“Recently we have implemented an application form for applying to sell your foods at the Farmers Market. That application form goes through our department and is reviewed. This year what we’re thinking of doing is a bit of a permitting system, so we’ll review your application and give you an Inspection Certificate that you can hang in public view to indicate that you’ve been approved to sell your food at the Farmers Market.”
Panko also outlined the basic food labeling expectations for prepared foods.
“You are recommended to do some labeling as well. It’s the Canada Food Inspection Agency that has requirements, but they recommend that you have the name of the food; how much is in the package; the ingredients, because that’s really important for allergies; where it was produced, so your name, address and phone number; and the durable life of it, so if it’s perishable how long do you expect it to last – i.e., a Best Before date.”
Foods that are not permitted to be sold at Farmers Markets include but are not limited to: cracked eggs, farm-slaughtered meat and poultry, and milk or milk products that are raw or have been home pasteurized.
“Any meats, frozen or fresh, that are prepared for the Farmers Market need to be from a licensed abattoir facility.”
Fish vendors must be licensed by the Saskatchewan government, and home canning is also restricted.

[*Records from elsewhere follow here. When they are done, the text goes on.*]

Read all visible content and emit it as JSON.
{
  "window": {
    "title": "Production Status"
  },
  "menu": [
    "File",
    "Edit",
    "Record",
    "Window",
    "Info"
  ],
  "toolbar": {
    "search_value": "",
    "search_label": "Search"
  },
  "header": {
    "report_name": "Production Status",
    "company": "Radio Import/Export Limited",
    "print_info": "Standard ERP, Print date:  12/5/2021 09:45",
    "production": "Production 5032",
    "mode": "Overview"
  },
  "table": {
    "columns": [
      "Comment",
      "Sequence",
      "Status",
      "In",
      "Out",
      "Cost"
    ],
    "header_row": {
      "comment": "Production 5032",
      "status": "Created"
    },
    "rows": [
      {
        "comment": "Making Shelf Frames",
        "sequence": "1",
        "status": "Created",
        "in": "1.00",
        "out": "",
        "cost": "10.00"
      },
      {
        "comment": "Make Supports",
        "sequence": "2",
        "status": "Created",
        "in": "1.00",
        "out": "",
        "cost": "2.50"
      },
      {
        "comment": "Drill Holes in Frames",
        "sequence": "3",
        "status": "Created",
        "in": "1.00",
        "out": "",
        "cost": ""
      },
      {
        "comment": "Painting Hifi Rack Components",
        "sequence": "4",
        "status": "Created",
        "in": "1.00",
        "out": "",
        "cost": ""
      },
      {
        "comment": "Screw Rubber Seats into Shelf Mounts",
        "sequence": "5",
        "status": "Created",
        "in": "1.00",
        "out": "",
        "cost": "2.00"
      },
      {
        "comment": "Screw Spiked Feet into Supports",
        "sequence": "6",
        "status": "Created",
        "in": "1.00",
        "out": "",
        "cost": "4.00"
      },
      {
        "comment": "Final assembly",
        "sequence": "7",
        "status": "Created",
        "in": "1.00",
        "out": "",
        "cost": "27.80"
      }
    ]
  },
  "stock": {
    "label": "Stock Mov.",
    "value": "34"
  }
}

“For example, if you’re home preserving anything, there’s a high risk of botulism, so it is restricted to pickles and relish,” explained Panko. “Also you can do your jams and jellies; due to the really high sugar content in those, it doesn’t really support the growth of bacteria.”

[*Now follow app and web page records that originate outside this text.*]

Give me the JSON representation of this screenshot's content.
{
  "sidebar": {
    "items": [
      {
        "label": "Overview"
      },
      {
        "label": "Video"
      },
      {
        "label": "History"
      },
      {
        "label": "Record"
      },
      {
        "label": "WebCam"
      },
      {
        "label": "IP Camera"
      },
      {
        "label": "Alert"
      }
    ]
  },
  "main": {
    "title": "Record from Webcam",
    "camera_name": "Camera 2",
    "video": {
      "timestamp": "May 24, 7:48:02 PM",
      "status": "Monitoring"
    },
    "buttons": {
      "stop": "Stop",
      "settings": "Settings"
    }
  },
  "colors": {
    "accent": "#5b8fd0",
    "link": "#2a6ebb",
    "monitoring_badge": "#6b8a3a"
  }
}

With the exception of glass canning jars that have been sterilized and fitted with new lids, containers such as those made from plastic, cardboard or styrofoam cannot be reused.

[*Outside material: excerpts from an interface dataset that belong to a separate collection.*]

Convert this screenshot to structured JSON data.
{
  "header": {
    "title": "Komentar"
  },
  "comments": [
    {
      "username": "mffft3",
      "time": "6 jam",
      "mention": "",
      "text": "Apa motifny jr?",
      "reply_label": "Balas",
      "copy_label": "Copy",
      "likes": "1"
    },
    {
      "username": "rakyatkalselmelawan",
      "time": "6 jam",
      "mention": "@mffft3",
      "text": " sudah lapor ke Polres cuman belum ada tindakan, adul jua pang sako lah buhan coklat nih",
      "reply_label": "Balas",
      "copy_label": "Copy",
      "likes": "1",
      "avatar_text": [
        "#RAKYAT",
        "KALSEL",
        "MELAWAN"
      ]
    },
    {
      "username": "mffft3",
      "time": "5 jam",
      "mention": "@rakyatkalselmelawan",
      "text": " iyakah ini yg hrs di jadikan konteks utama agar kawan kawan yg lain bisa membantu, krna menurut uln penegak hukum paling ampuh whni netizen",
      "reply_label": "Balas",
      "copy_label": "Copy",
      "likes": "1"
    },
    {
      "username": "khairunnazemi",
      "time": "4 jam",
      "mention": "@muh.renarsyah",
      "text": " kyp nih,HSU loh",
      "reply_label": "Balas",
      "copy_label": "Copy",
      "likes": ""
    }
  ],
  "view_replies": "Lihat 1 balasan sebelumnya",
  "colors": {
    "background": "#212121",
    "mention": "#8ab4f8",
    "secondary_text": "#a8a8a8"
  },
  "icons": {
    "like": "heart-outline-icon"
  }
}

“There’s a lot of information in the Foodsafe course," explained Panko. "It’s basically from farm to fork, about handling food, serving the food, cleaning up in your facilities. It’s a full day course, and runs from about 8:15 to 5 p.m. At the end of the day there’s an exam, so it’s a multiple-choice test of 55 questions where you need 75 per cent to pass the exam. If you pass, we would send you a Foodsafe certificate in the mail, but if you are unsuccessful, you are allowed one re-write.
“Having a Foodsafe certificate also allows you meet the Saskatchewan legislative requirements for any of our licensed public eating establishments as well. So if you’re ever interested in working in a public eating establishment, which includes any volunteering with food, it’s really handy to have.”
The Foodsafe certificate does not expire, but Panko recommends a rewrite every five years or so.
“We recommend a review every five years, as regulations, standards and the course information can change.”
The next Foodsafe course offered by the Cypress Health Region will be April 10, and the cost is $50. Ad hoc courses can also be arranged for groups of 20 or more people, and some evening courses have also been scheduled over two evenings. For more information, contact the Public Health Inspector On Call at 778-5280. For more information on Public Health and Food Safety, visit www.cypresshealth.ca/phi, scroll down and click on Food Safety.
Cypress Health Region Public Health FOODSAFE™ Courses for 2013
April 10: Conf. Rooms 1 & 2, Cypress Reg. Hospital, 8:15 a.m. to 5 p.m.
April 13: Abbey, location to be arranged, 8:15 a.m. to 5 p.m..
May 8: Maple Creek United Church, 301 Maple Street, 8:30 a.m. to 5 p.m.
May 21 & 28: Conf. Rooms 1 & 2, Cypress Reg. Hospital, 6 to 10 p.m. both evenings.
May 29: Conf. Rooms 1 & 2, Cypress Reg. Hospital, 8:15 to 5 p.m.
Sept. 17 & 18: Miller College of the Bible, Admin. Bldg., Pambrun, 6:30 to 10 p.m. both evenings.
Sept. 17 & 24: Conf. Rooms 1 & 2, Cypress Regional Hosp., 6 to 10 p.m. both evenings.
Sept. 25: Conf. Rooms 1 & 2, 8:15 a.m. to 5 p.m.
Nov. 7: Shaunavon Lutheran Church, Shaunavon, 8:30 a.m. to 5 p.m.
Nov. 12: Conf. Rooms 1 & 2, Cypress Reg. Hospital, 8:15 a.m. to 5 p.m.